Entries shown.
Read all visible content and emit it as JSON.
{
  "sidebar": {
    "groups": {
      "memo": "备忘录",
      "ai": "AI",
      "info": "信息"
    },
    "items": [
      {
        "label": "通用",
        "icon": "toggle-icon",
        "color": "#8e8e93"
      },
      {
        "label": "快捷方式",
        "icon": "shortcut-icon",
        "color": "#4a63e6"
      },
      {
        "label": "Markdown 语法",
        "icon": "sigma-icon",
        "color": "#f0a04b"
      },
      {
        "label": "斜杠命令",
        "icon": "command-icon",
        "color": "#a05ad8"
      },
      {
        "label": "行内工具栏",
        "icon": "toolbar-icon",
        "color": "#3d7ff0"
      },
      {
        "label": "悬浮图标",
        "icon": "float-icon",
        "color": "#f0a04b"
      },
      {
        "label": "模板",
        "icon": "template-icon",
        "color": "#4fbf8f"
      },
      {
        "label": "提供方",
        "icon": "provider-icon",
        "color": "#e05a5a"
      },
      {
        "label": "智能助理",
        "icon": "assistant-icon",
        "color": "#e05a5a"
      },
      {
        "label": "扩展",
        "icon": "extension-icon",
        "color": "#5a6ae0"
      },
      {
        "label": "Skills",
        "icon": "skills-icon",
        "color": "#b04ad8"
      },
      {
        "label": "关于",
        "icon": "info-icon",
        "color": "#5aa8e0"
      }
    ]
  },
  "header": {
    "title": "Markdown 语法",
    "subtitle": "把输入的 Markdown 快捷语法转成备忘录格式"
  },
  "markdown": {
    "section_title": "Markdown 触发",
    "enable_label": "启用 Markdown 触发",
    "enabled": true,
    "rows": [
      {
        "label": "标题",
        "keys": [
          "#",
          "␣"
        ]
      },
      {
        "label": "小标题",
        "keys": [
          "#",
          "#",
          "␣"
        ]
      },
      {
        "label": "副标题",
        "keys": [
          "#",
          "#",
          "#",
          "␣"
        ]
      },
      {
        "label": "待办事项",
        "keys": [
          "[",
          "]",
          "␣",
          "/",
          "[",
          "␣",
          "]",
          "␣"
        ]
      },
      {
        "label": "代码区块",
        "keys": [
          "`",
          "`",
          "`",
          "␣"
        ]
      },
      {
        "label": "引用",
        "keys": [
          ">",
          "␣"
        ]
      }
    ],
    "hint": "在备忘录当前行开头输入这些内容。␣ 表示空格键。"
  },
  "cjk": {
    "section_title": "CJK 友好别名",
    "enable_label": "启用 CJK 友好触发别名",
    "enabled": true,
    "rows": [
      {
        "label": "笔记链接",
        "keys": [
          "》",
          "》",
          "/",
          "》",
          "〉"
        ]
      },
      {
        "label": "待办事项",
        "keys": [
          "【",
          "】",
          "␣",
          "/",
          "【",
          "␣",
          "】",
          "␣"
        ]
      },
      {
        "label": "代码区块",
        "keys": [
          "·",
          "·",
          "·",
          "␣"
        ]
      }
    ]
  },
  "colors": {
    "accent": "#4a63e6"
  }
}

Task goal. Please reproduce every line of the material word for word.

Completed exercise.
Read all visible content and emit it as JSON.
{
  "sidebar": {
    "groups": {
      "memo": "备忘录",
      "ai": "AI",
      "info": "信息"
    },
    "items": [
      {
        "label": "通用",
        "icon": "toggle-icon",
        "color": "#8e8e93"
      },
      {
        "label": "快捷方式",
        "icon": "shortcut-icon",
        "color": "#4a63e6"
      },
      {
        "label": "Markdown 语法",
        "icon": "sigma-icon",
        "color": "#f0a04b"
      },
      {
        "label": "斜杠命令",
        "icon": "command-icon",
        "color": "#a05ad8"
      },
      {
        "label": "行内工具栏",
        "icon": "toolbar-icon",
        "color": "#3d7ff0"
      },
      {
        "label": "悬浮图标",
        "icon": "float-icon",
        "color": "#f0a04b"
      },
      {
        "label": "模板",
        "icon": "template-icon",
        "color": "#4fbf8f"
      },
      {
        "label": "提供方",
        "icon": "provider-icon",
        "color": "#e05a5a"
      },
      {
        "label": "智能助理",
        "icon": "assistant-icon",
        "color": "#e05a5a"
      },
      {
        "label": "扩展",
        "icon": "extension-icon",
        "color": "#5a6ae0"
      },
      {
        "label": "Skills",
        "icon": "skills-icon",
        "color": "#b04ad8"
      },
      {
        "label": "关于",
        "icon": "info-icon",
        "color": "#5aa8e0"
      }
    ]
  },
  "header": {
    "title": "Markdown 语法",
    "subtitle": "把输入的 Markdown 快捷语法转成备忘录格式"
  },
  "markdown": {
    "section_title": "Markdown 触发",
    "enable_label": "启用 Markdown 触发",
    "enabled": true,
    "rows": [
      {
        "label": "标题",
        "keys": [
          "#",
          "␣"
        ]
      },
      {
        "label": "小标题",
        "keys": [
          "#",
          "#",
          "␣"
        ]
      },
      {
        "label": "副标题",
        "keys": [
          "#",
          "#",
          "#",
          "␣"
        ]
      },
      {
        "label": "待办事项",
        "keys": [
          "[",
          "]",
          "␣",
          "/",
          "[",
          "␣",
          "]",
          "␣"
        ]
      },
      {
        "label": "代码区块",
        "keys": [
          "`",
          "`",
          "`",
          "␣"
        ]
      },
      {
        "label": "引用",
        "keys": [
          ">",
          "␣"
        ]
      }
    ],
    "hint": "在备忘录当前行开头输入这些内容。␣ 表示空格键。"
  },
  "cjk": {
    "section_title": "CJK 友好别名",
    "enable_label": "启用 CJK 友好触发别名",
    "enabled": true,
    "rows": [
      {
        "label": "笔记链接",
        "keys": [
          "》",
          "》",
          "/",
          "》",
          "〉"
        ]
      },
      {
        "label": "待办事项",
        "keys": [
          "【",
          "】",
          "␣",
          "/",
          "【",
          "␣",
          "】",
          "␣"
        ]
      },
      {
        "label": "代码区块",
        "keys": [
          "·",
          "·",
          "·",
          "␣"
        ]
      }
    ]
  },
  "colors": {
    "accent": "#4a63e6"
  }
}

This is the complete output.